Because of the Sandy Hook tragedy, I do not expect much public posturing today--or for the next few days--as the nation mourns with the families in Connecticut. In a strange way, the muted atmosphere may contribute to the debt, deficit and revenue conversation--to get the fiscal cliff matters over with before a renewed debate on gun control begins.

There won't be any campaign-style fiscal cliff events from the White House for a bit.

A SUMMARY OF WHAT A DEAL MAY BE

From the Associated Press: The offer, made Friday after a long impasse between Boehner, R-Ohio, and Obama, calls for about $450 billion in revenue from increasing the top rate on million-dollar-plus income from 35 percent to the Clinton-era rate of 39.6 percent.

The additional revenue required to meet the $1 trillion target would be collected through a rewrite of the tax code next year and by slowing the inflation adjustments made to tax brackets.

In return, Boehner is asking for $1 trillion in spending cuts from government benefit programs like Medicare. Those cuts would defer most of a painful set of across-the-board spending cuts set to slash many domestic programs and the Pentagon budget by 8-9 percent, starting in January.
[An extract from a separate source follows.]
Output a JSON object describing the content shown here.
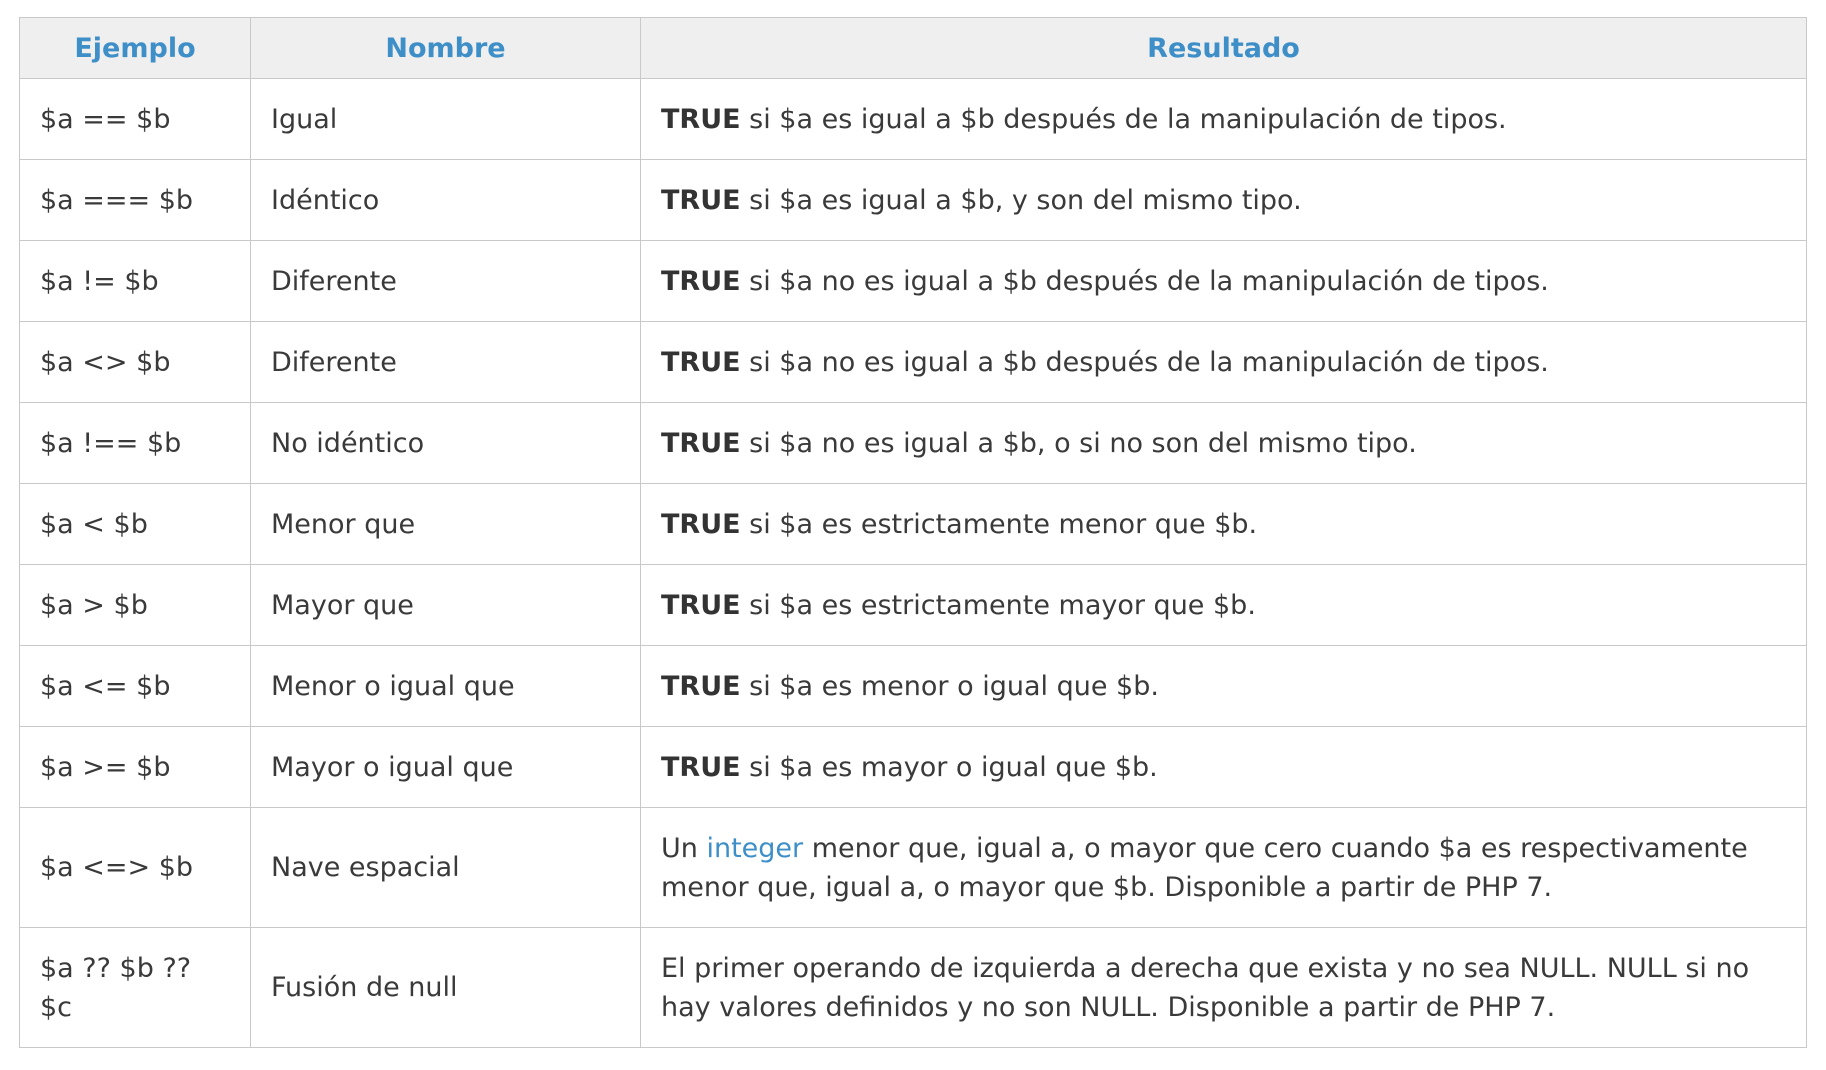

MOVEMENT ON DEBT LIMIT CEILING?

President Barack Obama is linking resolution of fiscal cliff tax-and-spending measures to his demand for Congress to getting rid of the debt ceiling. House Speaker John Boehner (R-Ohio) has said no way.

On Sunday night, after the Washington Post came out with a story that Boehner would--as part of a deal--suspend it for a year--his office issued an artfully worded statement:

"Folks - I know most of you are rightly covering the Newtown tragedy tonight. For those of you still paying attention to the fiscal cliff, a quick note on the debt limit. The Washington Post has pushed out a highly misleading story tonight. As you all have learned over the last two years, we have a single, simple principle when it comes to the debt limit: increases are tied directly to how much spending the President is willing to cut. This principle remains unchanged and should not surprise anyone who has covered this debate. If you're being asked to look into this - again, highly misleading - story, please feel free to use the quote here, which has been added:

"Our position has not changed," Boehner spokesman Michael S. Steel said Sunday. "Any debt limit increase would require cuts and reforms of a greater amount."


The lead from the Post:

"House Speaker John A. Boehner has offered to push any fight over the federal debt limit off for a year, a concession that would deprive Republicans of leverage in the budget battle but is breathing new life into stalled talks over the year-end "fiscal cliff."

No TrackBacks

TrackBack URL: http://blogs.suntimes.com/cgi-bin/mt-tb.cgi/52699

Leave a comment